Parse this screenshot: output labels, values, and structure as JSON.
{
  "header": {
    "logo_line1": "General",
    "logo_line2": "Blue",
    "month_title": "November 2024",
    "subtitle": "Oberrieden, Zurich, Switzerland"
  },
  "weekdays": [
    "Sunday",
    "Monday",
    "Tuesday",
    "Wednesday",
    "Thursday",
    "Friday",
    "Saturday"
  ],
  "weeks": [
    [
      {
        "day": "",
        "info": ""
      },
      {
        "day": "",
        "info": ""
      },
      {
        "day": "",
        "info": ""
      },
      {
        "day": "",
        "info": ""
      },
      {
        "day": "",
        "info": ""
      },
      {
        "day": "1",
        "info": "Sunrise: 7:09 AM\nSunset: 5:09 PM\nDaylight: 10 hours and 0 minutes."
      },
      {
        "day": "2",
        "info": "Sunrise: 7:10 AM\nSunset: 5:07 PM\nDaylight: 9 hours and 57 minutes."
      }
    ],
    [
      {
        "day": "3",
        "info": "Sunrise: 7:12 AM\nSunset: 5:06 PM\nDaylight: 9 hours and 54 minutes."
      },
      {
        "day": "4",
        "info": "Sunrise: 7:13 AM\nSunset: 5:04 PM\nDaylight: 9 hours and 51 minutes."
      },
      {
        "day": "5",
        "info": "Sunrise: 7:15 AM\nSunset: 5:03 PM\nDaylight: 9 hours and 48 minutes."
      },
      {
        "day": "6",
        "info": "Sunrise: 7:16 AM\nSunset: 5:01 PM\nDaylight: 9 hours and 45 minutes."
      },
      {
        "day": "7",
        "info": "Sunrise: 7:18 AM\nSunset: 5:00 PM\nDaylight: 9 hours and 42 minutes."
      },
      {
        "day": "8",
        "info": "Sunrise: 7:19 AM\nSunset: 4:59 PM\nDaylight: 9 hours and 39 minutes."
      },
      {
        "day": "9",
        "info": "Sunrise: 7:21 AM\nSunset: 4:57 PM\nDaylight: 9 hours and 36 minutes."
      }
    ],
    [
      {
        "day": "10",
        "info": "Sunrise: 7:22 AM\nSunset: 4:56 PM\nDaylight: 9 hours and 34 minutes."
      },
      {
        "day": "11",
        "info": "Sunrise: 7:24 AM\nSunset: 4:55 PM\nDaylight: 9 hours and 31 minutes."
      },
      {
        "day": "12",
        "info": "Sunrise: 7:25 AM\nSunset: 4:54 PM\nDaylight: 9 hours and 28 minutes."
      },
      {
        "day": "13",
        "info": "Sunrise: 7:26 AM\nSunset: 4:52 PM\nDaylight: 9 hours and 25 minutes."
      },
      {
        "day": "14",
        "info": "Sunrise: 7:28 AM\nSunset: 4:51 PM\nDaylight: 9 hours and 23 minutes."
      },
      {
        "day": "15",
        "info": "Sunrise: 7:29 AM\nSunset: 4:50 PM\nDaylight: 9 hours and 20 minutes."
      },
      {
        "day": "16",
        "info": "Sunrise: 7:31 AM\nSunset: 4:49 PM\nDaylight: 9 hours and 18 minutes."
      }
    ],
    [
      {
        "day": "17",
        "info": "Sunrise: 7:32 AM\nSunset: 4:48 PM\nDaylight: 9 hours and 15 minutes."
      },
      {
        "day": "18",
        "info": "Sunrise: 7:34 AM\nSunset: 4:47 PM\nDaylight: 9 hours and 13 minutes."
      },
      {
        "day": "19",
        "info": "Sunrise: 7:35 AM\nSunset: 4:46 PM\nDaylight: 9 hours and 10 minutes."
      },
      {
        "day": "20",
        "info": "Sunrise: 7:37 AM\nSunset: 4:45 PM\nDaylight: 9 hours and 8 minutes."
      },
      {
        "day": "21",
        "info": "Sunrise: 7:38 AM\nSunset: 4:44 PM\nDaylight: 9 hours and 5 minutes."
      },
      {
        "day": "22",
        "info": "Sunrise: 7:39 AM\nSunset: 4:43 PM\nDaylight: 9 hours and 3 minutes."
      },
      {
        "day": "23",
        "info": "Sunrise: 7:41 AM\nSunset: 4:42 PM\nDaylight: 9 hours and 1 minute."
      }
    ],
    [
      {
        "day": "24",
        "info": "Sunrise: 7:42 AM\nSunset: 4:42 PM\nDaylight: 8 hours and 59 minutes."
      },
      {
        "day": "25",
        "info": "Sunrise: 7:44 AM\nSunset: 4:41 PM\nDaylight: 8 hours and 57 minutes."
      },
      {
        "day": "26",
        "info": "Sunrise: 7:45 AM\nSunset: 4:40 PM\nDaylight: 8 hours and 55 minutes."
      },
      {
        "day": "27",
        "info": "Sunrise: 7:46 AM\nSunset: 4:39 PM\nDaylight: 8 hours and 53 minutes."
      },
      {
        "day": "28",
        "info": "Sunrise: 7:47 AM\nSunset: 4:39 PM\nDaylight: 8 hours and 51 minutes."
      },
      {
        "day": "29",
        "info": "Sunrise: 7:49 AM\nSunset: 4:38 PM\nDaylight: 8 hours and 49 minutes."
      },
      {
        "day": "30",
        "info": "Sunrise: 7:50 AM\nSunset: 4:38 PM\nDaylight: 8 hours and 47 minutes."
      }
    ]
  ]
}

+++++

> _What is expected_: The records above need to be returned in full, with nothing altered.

> _Problem solution_:
Parse this screenshot: output labels, values, and structure as JSON.
{
  "header": {
    "logo_line1": "General",
    "logo_line2": "Blue",
    "month_title": "November 2024",
    "subtitle": "Oberrieden, Zurich, Switzerland"
  },
  "weekdays": [
    "Sunday",
    "Monday",
    "Tuesday",
    "Wednesday",
    "Thursday",
    "Friday",
    "Saturday"
  ],
  "weeks": [
    [
      {
        "day": "",
        "info": ""
      },
      {
        "day": "",
        "info": ""
      },
      {
        "day": "",
        "info": ""
      },
      {
        "day": "",
        "info": ""
      },
      {
        "day": "",
        "info": ""
      },
      {
        "day": "1",
        "info": "Sunrise: 7:09 AM\nSunset: 5:09 PM\nDaylight: 10 hours and 0 minutes."
      },
      {
        "day": "2",
        "info": "Sunrise: 7:10 AM\nSunset: 5:07 PM\nDaylight: 9 hours and 57 minutes."
      }
    ],
    [
      {
        "day": "3",
        "info": "Sunrise: 7:12 AM\nSunset: 5:06 PM\nDaylight: 9 hours and 54 minutes."
      },
      {
        "day": "4",
        "info": "Sunrise: 7:13 AM\nSunset: 5:04 PM\nDaylight: 9 hours and 51 minutes."
      },
      {
        "day": "5",
        "info": "Sunrise: 7:15 AM\nSunset: 5:03 PM\nDaylight: 9 hours and 48 minutes."
      },
      {
        "day": "6",
        "info": "Sunrise: 7:16 AM\nSunset: 5:01 PM\nDaylight: 9 hours and 45 minutes."
      },
      {
        "day": "7",
        "info": "Sunrise: 7:18 AM\nSunset: 5:00 PM\nDaylight: 9 hours and 42 minutes."
      },
      {
        "day": "8",
        "info": "Sunrise: 7:19 AM\nSunset: 4:59 PM\nDaylight: 9 hours and 39 minutes."
      },
      {
        "day": "9",
        "info": "Sunrise: 7:21 AM\nSunset: 4:57 PM\nDaylight: 9 hours and 36 minutes."
      }
    ],
    [
      {
        "day": "10",
        "info": "Sunrise: 7:22 AM\nSunset: 4:56 PM\nDaylight: 9 hours and 34 minutes."
      },
      {
        "day": "11",
        "info": "Sunrise: 7:24 AM\nSunset: 4:55 PM\nDaylight: 9 hours and 31 minutes."
      },
      {
        "day": "12",
        "info": "Sunrise: 7:25 AM\nSunset: 4:54 PM\nDaylight: 9 hours and 28 minutes."
      },
      {
        "day": "13",
        "info": "Sunrise: 7:26 AM\nSunset: 4:52 PM\nDaylight: 9 hours and 25 minutes."
      },
      {
        "day": "14",
        "info": "Sunrise: 7:28 AM\nSunset: 4:51 PM\nDaylight: 9 hours and 23 minutes."
      },
      {
        "day": "15",
        "info": "Sunrise: 7:29 AM\nSunset: 4:50 PM\nDaylight: 9 hours and 20 minutes."
      },
      {
        "day": "16",
        "info": "Sunrise: 7:31 AM\nSunset: 4:49 PM\nDaylight: 9 hours and 18 minutes."
      }
    ],
    [
      {
        "day": "17",
        "info": "Sunrise: 7:32 AM\nSunset: 4:48 PM\nDaylight: 9 hours and 15 minutes."
      },
      {
        "day": "18",
        "info": "Sunrise: 7:34 AM\nSunset: 4:47 PM\nDaylight: 9 hours and 13 minutes."
      },
      {
        "day": "19",
        "info": "Sunrise: 7:35 AM\nSunset: 4:46 PM\nDaylight: 9 hours and 10 minutes."
      },
      {
        "day": "20",
        "info": "Sunrise: 7:37 AM\nSunset: 4:45 PM\nDaylight: 9 hours and 8 minutes."
      },
      {
        "day": "21",
        "info": "Sunrise: 7:38 AM\nSunset: 4:44 PM\nDaylight: 9 hours and 5 minutes."
      },
      {
        "day": "22",
        "info": "Sunrise: 7:39 AM\nSunset: 4:43 PM\nDaylight: 9 hours and 3 minutes."
      },
      {
        "day": "23",
        "info": "Sunrise: 7:41 AM\nSunset: 4:42 PM\nDaylight: 9 hours and 1 minute."
      }
    ],
    [
      {
        "day": "24",
        "info": "Sunrise: 7:42 AM\nSunset: 4:42 PM\nDaylight: 8 hours and 59 minutes."
      },
      {
        "day": "25",
        "info": "Sunrise: 7:44 AM\nSunset: 4:41 PM\nDaylight: 8 hours and 57 minutes."
      },
      {
        "day": "26",
        "info": "Sunrise: 7:45 AM\nSunset: 4:40 PM\nDaylight: 8 hours and 55 minutes."
      },
      {
        "day": "27",
        "info": "Sunrise: 7:46 AM\nSunset: 4:39 PM\nDaylight: 8 hours and 53 minutes."
      },
      {
        "day": "28",
        "info": "Sunrise: 7:47 AM\nSunset: 4:39 PM\nDaylight: 8 hours and 51 minutes."
      },
      {
        "day": "29",
        "info": "Sunrise: 7:49 AM\nSunset: 4:38 PM\nDaylight: 8 hours and 49 minutes."
      },
      {
        "day": "30",
        "info": "Sunrise: 7:50 AM\nSunset: 4:38 PM\nDaylight: 8 hours and 47 minutes."
      }
    ]
  ]
}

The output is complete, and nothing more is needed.